Authors & Books

A while back I read Pascal Mercier’s ‘Night Train to Lisbon’ and, since I’m in Porto, Portugal and headed to Lisbon by train, I’ve been thinking about that intriguing and mysterious novel about philosophy and philosophical people. In it, a professor feels compelled to drop everything and go on a quest to learn about the author of a book that is fundamental to his life. It’s an odd story, but I remember feeling “compelled” to go along with the journey. This is funny because I’m often happier to keep the author (the actor, the painter, the sculptor) out of my appreciation for a work of art.

Backstory is often a big part of a sales pitch for a novel—written by a war hero, a victim of abuse, the prosecutor who put away the mad man, an insider’s viewpoint on politics, etc. and artists often become the subject of the story as much as their creations. The story of the creator becomes the story that supports the work of art.

I know I’m holding a minority opinion when I say I prefer that the biography of the artist take a back seat to the work of art. Most of the time I avoid the in-depth audio guides at museums, pick up the hand-out with the artist’s bio at a gallery AFTER I’ve admired the artworks, and I skip over the paragraphs in book reviews that are focused on the author’s non-writing credentials.

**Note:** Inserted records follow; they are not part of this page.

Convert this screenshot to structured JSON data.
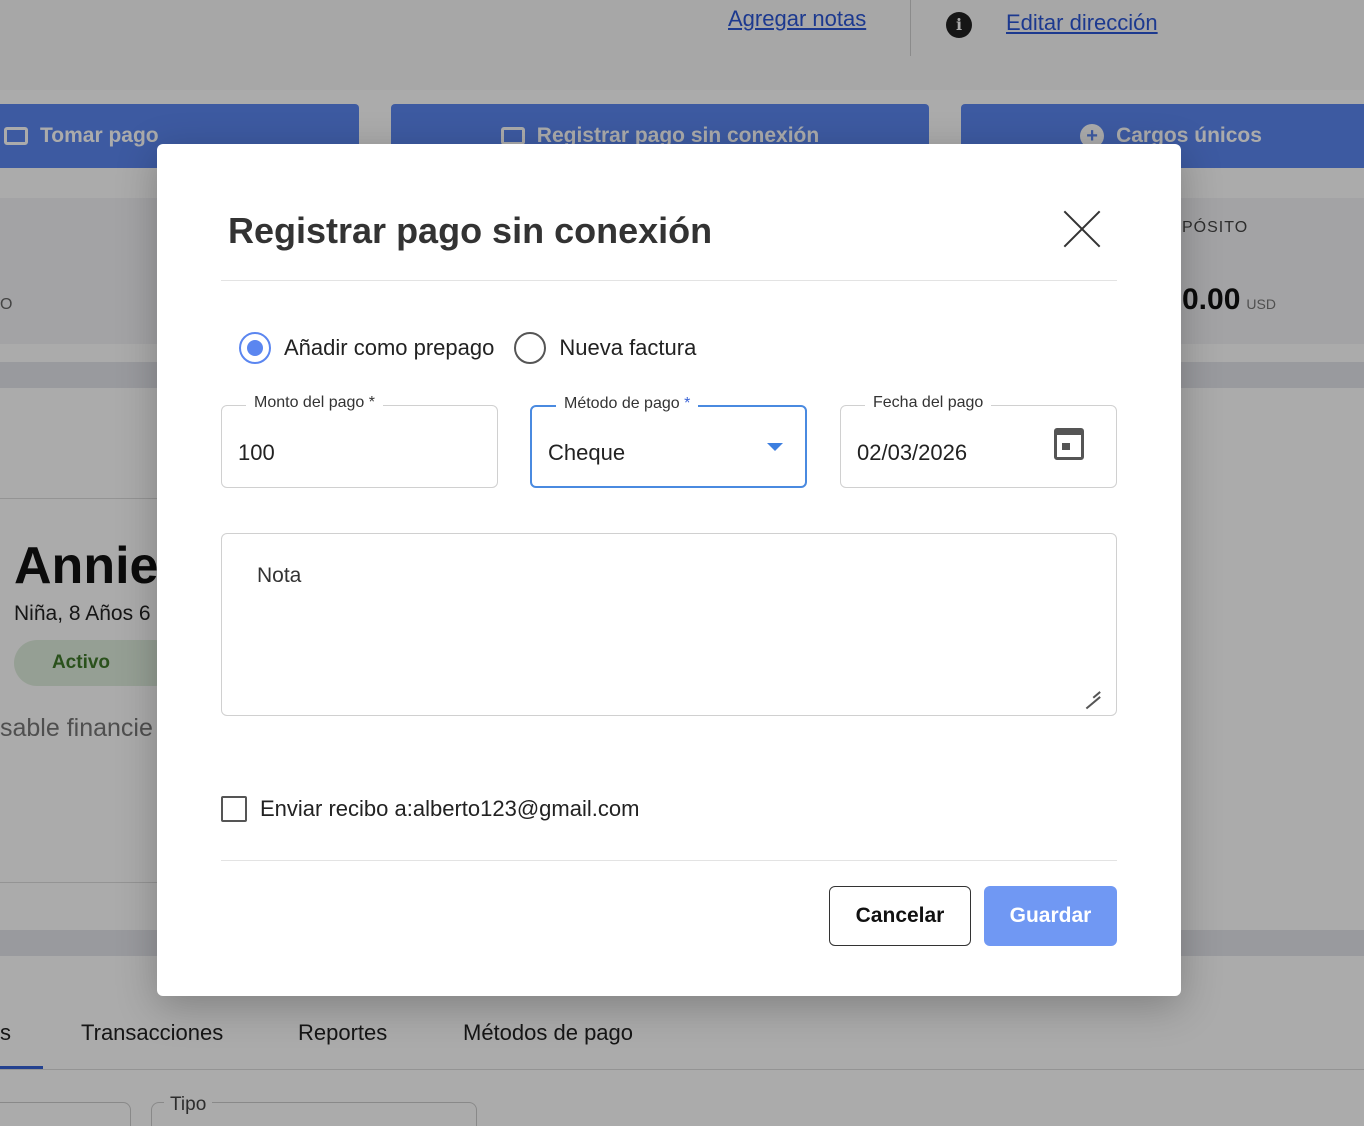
{
  "background": {
    "links": {
      "add_notes": "Agregar notas",
      "edit_address": "Editar dirección"
    },
    "actions": {
      "take_payment": "Tomar pago",
      "register_offline": "Registrar pago sin conexión",
      "one_time_charges": "Cargos únicos"
    },
    "deposit": {
      "label": "PÓSITO",
      "value": "0.00",
      "unit": "USD"
    },
    "left_fragment": "O",
    "student": {
      "name": "Annie",
      "subtitle": "Niña, 8 Años 6",
      "status": "Activo",
      "responsible_label": "sable financie"
    },
    "tabs": [
      "s",
      "Transacciones",
      "Reportes",
      "Métodos de pago"
    ],
    "filter_label": "Tipo"
  },
  "modal": {
    "title": "Registrar pago sin conexión",
    "radio_options": [
      {
        "label": "Añadir como prepago",
        "checked": true
      },
      {
        "label": "Nueva factura",
        "checked": false
      }
    ],
    "fields": {
      "amount": {
        "label": "Monto del pago",
        "required_mark": "*",
        "value": "100"
      },
      "method": {
        "label": "Método de pago",
        "required_mark": "*",
        "value": "Cheque"
      },
      "date": {
        "label": "Fecha del pago",
        "value": "02/03/2026"
      }
    },
    "note_placeholder": "Nota",
    "send_receipt_label": "Enviar recibo a:alberto123@gmail.com",
    "buttons": {
      "cancel": "Cancelar",
      "save": "Guardar"
    },
    "icons": {
      "close": "close-icon",
      "calendar": "calendar-icon",
      "dropdown": "chevron-down-icon"
    },
    "accent_color": "#5b86f0"
  }
}
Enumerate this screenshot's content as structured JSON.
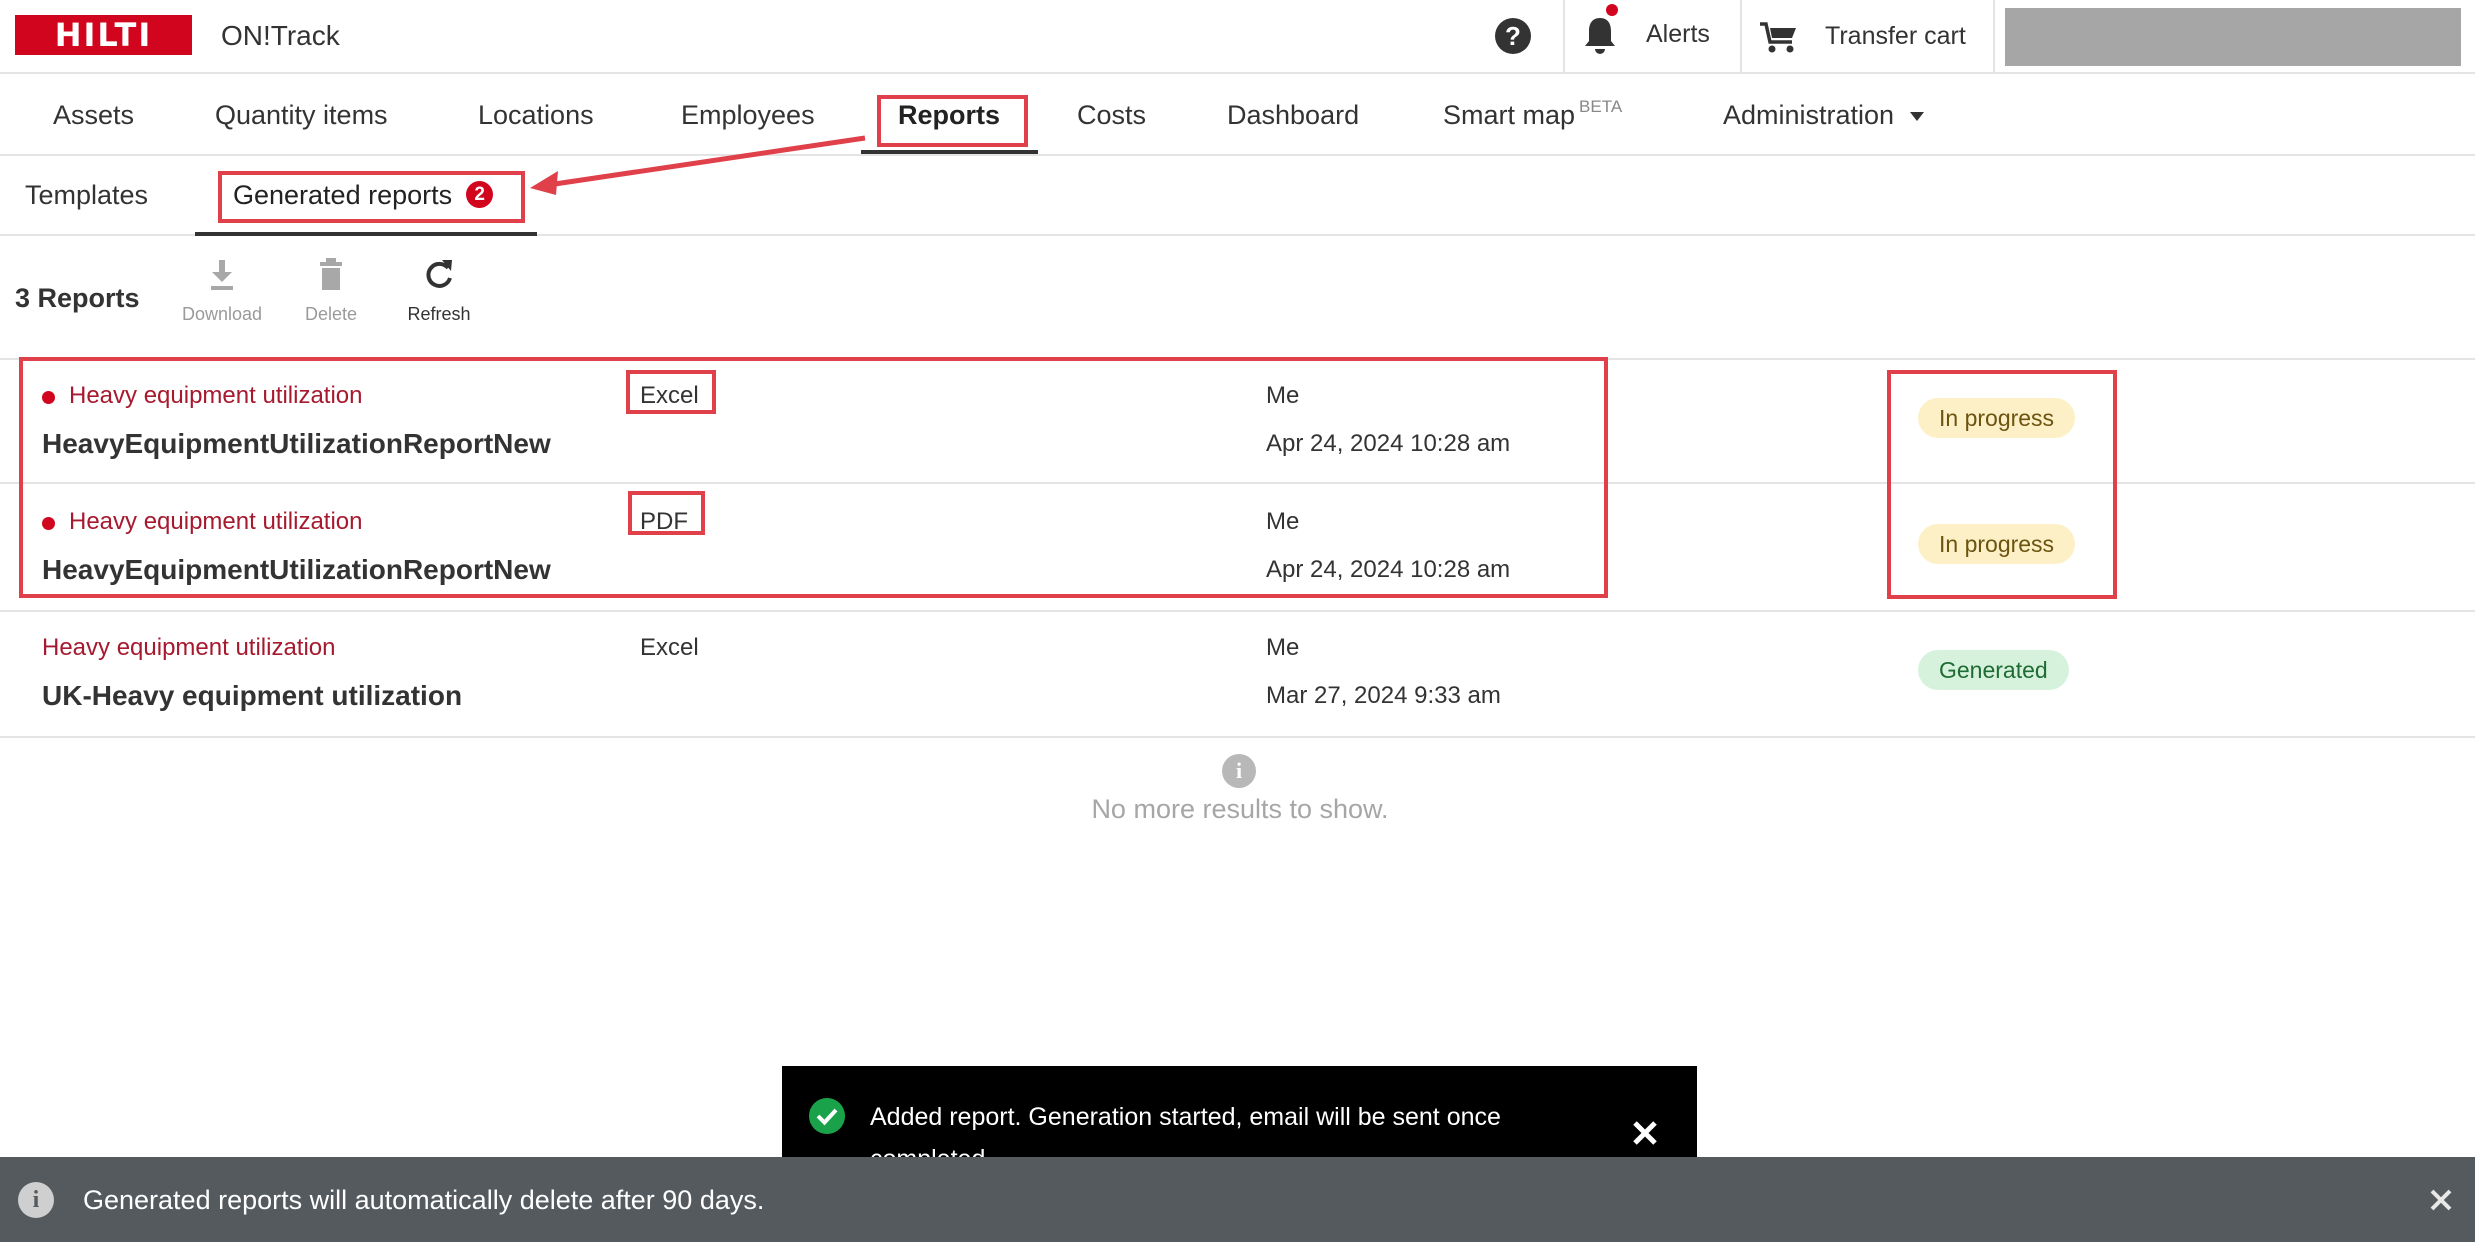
{
  "header": {
    "logo_text": "HILTI",
    "app_name": "ON!Track",
    "help_label": "?",
    "alerts_label": "Alerts",
    "transfer_cart_label": "Transfer cart"
  },
  "main_nav": {
    "items": [
      {
        "label": "Assets"
      },
      {
        "label": "Quantity items"
      },
      {
        "label": "Locations"
      },
      {
        "label": "Employees"
      },
      {
        "label": "Reports"
      },
      {
        "label": "Costs"
      },
      {
        "label": "Dashboard"
      },
      {
        "label": "Smart map",
        "badge": "BETA"
      },
      {
        "label": "Administration"
      }
    ],
    "active": "Reports"
  },
  "sub_nav": {
    "templates_label": "Templates",
    "generated_label": "Generated reports",
    "generated_count": "2"
  },
  "toolbar": {
    "reports_count": "3 Reports",
    "download_label": "Download",
    "delete_label": "Delete",
    "refresh_label": "Refresh"
  },
  "reports": [
    {
      "template": "Heavy equipment utilization",
      "name": "HeavyEquipmentUtilizationReportNew",
      "format": "Excel",
      "owner": "Me",
      "date": "Apr 24, 2024 10:28 am",
      "status": "In progress",
      "unread": true
    },
    {
      "template": "Heavy equipment utilization",
      "name": "HeavyEquipmentUtilizationReportNew",
      "format": "PDF",
      "owner": "Me",
      "date": "Apr 24, 2024 10:28 am",
      "status": "In progress",
      "unread": true
    },
    {
      "template": "Heavy equipment utilization",
      "name": "UK-Heavy equipment utilization",
      "format": "Excel",
      "owner": "Me",
      "date": "Mar 27, 2024 9:33 am",
      "status": "Generated",
      "unread": false
    }
  ],
  "end_of_list": {
    "icon_glyph": "i",
    "text": "No more results to show."
  },
  "toast": {
    "message": "Added report. Generation started, email will be sent once completed."
  },
  "info_bar": {
    "icon_glyph": "i",
    "text": "Generated reports will automatically delete after 90 days."
  },
  "colors": {
    "brand_red": "#d2051e",
    "annotation_red": "#e0404a",
    "in_progress_bg": "#fdf0c6",
    "generated_bg": "#d7f2dc"
  }
}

What do you think of the importance artist’s backstory?

Porto Portugal…



  1. I agree with you. First the content [painting, sculpture, composition, novel etc] then, if I fall in love with the artist’s /work/ I’ll consider learning about him or her.
    The only time I did that in reverse was with the semi-autobiographical novels of Sir Dirk Bogarde [of Death in Venice fame]. I was a fan of his acting long before I even knew that he’d written some books. But after having read his writing, I fell in love all over again…with the prose.
    Sadly these days, the author becomes the brand and must sell his or herself before their work will be recognised. Crazy, mixed up world. 🙁

    • Candy Korman

      Yes, it’s all about branding. When my former agent suggested that I use Candy instead of Candida, it was a branding move. On the other hand, I’m pleased with the concept of Candy’s Monsters and will likely use Candida for the project I’m slowly, slowly writing now.

      What’s in a name? A great deal. There’s the associations with the name (positive and negative) and the branding/backstory that creates an aura of success even if the books are not actually selling. In my professional, freelance writing life I find myself in situations in which I’m asked to help create brands. It’s interesting, but I’m still sad when it’s connected to art—any kind of art. As I want creativity to be more than content in support of a brand.